RECORDS:
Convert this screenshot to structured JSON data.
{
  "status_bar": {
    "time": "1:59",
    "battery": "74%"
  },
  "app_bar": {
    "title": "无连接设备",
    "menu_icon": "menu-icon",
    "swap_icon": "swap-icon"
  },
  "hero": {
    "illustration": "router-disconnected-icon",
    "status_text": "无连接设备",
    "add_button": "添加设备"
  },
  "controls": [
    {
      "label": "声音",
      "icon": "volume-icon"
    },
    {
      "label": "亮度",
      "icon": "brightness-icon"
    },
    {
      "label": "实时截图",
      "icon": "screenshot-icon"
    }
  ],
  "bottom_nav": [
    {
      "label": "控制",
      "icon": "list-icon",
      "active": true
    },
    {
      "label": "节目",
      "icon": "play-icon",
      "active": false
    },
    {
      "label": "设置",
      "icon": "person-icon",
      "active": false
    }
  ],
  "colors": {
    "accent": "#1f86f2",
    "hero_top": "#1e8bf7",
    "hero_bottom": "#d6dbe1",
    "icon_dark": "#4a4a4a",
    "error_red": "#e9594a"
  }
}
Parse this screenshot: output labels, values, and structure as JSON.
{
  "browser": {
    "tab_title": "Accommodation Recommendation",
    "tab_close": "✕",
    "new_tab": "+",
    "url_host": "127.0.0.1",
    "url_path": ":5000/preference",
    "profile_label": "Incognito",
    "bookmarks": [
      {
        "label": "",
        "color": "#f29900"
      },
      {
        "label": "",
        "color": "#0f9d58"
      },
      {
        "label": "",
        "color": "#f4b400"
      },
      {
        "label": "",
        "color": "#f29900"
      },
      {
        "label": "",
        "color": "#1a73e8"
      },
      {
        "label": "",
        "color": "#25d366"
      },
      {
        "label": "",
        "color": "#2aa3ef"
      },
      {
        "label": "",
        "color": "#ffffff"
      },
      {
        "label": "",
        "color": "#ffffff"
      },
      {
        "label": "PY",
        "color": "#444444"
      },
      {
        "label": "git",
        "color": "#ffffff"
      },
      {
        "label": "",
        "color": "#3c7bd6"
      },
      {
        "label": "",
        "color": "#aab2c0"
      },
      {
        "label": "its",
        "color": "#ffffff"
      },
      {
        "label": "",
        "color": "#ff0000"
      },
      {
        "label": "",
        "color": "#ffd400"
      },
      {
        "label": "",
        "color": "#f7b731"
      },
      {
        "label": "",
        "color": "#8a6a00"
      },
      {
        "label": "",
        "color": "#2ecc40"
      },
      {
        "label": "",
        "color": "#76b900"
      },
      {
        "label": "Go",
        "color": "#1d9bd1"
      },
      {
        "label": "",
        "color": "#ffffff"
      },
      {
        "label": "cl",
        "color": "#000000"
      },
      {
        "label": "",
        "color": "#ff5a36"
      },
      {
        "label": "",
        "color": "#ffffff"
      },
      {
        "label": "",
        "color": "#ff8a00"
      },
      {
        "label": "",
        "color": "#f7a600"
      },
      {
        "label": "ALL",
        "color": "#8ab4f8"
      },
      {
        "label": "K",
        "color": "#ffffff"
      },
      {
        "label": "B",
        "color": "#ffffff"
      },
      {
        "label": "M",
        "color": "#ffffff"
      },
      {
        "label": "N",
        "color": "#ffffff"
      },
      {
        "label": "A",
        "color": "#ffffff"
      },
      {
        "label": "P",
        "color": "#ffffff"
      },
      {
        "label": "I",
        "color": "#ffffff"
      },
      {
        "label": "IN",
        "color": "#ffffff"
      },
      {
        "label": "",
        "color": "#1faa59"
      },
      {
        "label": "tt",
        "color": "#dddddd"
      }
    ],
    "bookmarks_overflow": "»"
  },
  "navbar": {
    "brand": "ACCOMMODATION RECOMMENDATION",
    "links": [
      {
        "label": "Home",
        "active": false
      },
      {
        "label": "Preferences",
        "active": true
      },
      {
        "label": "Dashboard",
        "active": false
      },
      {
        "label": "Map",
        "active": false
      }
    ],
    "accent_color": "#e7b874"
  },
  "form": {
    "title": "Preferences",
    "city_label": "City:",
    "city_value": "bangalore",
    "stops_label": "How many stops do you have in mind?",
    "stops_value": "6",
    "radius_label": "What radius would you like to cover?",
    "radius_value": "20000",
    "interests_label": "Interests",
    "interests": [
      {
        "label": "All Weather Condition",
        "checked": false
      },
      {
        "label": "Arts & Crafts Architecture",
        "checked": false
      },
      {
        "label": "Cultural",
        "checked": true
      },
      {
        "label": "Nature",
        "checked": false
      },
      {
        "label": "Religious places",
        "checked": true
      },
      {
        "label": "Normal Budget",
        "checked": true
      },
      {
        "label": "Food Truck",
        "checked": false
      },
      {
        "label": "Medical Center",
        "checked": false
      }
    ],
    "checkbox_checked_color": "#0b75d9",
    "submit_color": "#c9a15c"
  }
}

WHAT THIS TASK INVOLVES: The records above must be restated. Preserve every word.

RESPONSE FOR THIS EXERCISE:
Convert this screenshot to structured JSON data.
{
  "status_bar": {
    "time": "1:59",
    "battery": "74%"
  },
  "app_bar": {
    "title": "无连接设备",
    "menu_icon": "menu-icon",
    "swap_icon": "swap-icon"
  },
  "hero": {
    "illustration": "router-disconnected-icon",
    "status_text": "无连接设备",
    "add_button": "添加设备"
  },
  "controls": [
    {
      "label": "声音",
      "icon": "volume-icon"
    },
    {
      "label": "亮度",
      "icon": "brightness-icon"
    },
    {
      "label": "实时截图",
      "icon": "screenshot-icon"
    }
  ],
  "bottom_nav": [
    {
      "label": "控制",
      "icon": "list-icon",
      "active": true
    },
    {
      "label": "节目",
      "icon": "play-icon",
      "active": false
    },
    {
      "label": "设置",
      "icon": "person-icon",
      "active": false
    }
  ],
  "colors": {
    "accent": "#1f86f2",
    "hero_top": "#1e8bf7",
    "hero_bottom": "#d6dbe1",
    "icon_dark": "#4a4a4a",
    "error_red": "#e9594a"
  }
}
Parse this screenshot: output labels, values, and structure as JSON.
{
  "browser": {
    "tab_title": "Accommodation Recommendation",
    "tab_close": "✕",
    "new_tab": "+",
    "url_host": "127.0.0.1",
    "url_path": ":5000/preference",
    "profile_label": "Incognito",
    "bookmarks": [
      {
        "label": "",
        "color": "#f29900"
      },
      {
        "label": "",
        "color": "#0f9d58"
      },
      {
        "label": "",
        "color": "#f4b400"
      },
      {
        "label": "",
        "color": "#f29900"
      },
      {
        "label": "",
        "color": "#1a73e8"
      },
      {
        "label": "",
        "color": "#25d366"
      },
      {
        "label": "",
        "color": "#2aa3ef"
      },
      {
        "label": "",
        "color": "#ffffff"
      },
      {
        "label": "",
        "color": "#ffffff"
      },
      {
        "label": "PY",
        "color": "#444444"
      },
      {
        "label": "git",
        "color": "#ffffff"
      },
      {
        "label": "",
        "color": "#3c7bd6"
      },
      {
        "label": "",
        "color": "#aab2c0"
      },
      {
        "label": "its",
        "color": "#ffffff"
      },
      {
        "label": "",
        "color": "#ff0000"
      },
      {
        "label": "",
        "color": "#ffd400"
      },
      {
        "label": "",
        "color": "#f7b731"
      },
      {
        "label": "",
        "color": "#8a6a00"
      },
      {
        "label": "",
        "color": "#2ecc40"
      },
      {
        "label": "",
        "color": "#76b900"
      },
      {
        "label": "Go",
        "color": "#1d9bd1"
      },
      {
        "label": "",
        "color": "#ffffff"
      },
      {
        "label": "cl",
        "color": "#000000"
      },
      {
        "label": "",
        "color": "#ff5a36"
      },
      {
        "label": "",
        "color": "#ffffff"
      },
      {
        "label": "",
        "color": "#ff8a00"
      },
      {
        "label": "",
        "color": "#f7a600"
      },
      {
        "label": "ALL",
        "color": "#8ab4f8"
      },
      {
        "label": "K",
        "color": "#ffffff"
      },
      {
        "label": "B",
        "color": "#ffffff"
      },
      {
        "label": "M",
        "color": "#ffffff"
      },
      {
        "label": "N",
        "color": "#ffffff"
      },
      {
        "label": "A",
        "color": "#ffffff"
      },
      {
        "label": "P",
        "color": "#ffffff"
      },
      {
        "label": "I",
        "color": "#ffffff"
      },
      {
        "label": "IN",
        "color": "#ffffff"
      },
      {
        "label": "",
        "color": "#1faa59"
      },
      {
        "label": "tt",
        "color": "#dddddd"
      }
    ],
    "bookmarks_overflow": "»"
  },
  "navbar": {
    "brand": "ACCOMMODATION RECOMMENDATION",
    "links": [
      {
        "label": "Home",
        "active": false
      },
      {
        "label": "Preferences",
        "active": true
      },
      {
        "label": "Dashboard",
        "active": false
      },
      {
        "label": "Map",
        "active": false
      }
    ],
    "accent_color": "#e7b874"
  },
  "form": {
    "title": "Preferences",
    "city_label": "City:",
    "city_value": "bangalore",
    "stops_label": "How many stops do you have in mind?",
    "stops_value": "6",
    "radius_label": "What radius would you like to cover?",
    "radius_value": "20000",
    "interests_label": "Interests",
    "interests": [
      {
        "label": "All Weather Condition",
        "checked": false
      },
      {
        "label": "Arts & Crafts Architecture",
        "checked": false
      },
      {
        "label": "Cultural",
        "checked": true
      },
      {
        "label": "Nature",
        "checked": false
      },
      {
        "label": "Religious places",
        "checked": true
      },
      {
        "label": "Normal Budget",
        "checked": true
      },
      {
        "label": "Food Truck",
        "checked": false
      },
      {
        "label": "Medical Center",
        "checked": false
      }
    ],
    "checkbox_checked_color": "#0b75d9",
    "submit_color": "#c9a15c"
  }
}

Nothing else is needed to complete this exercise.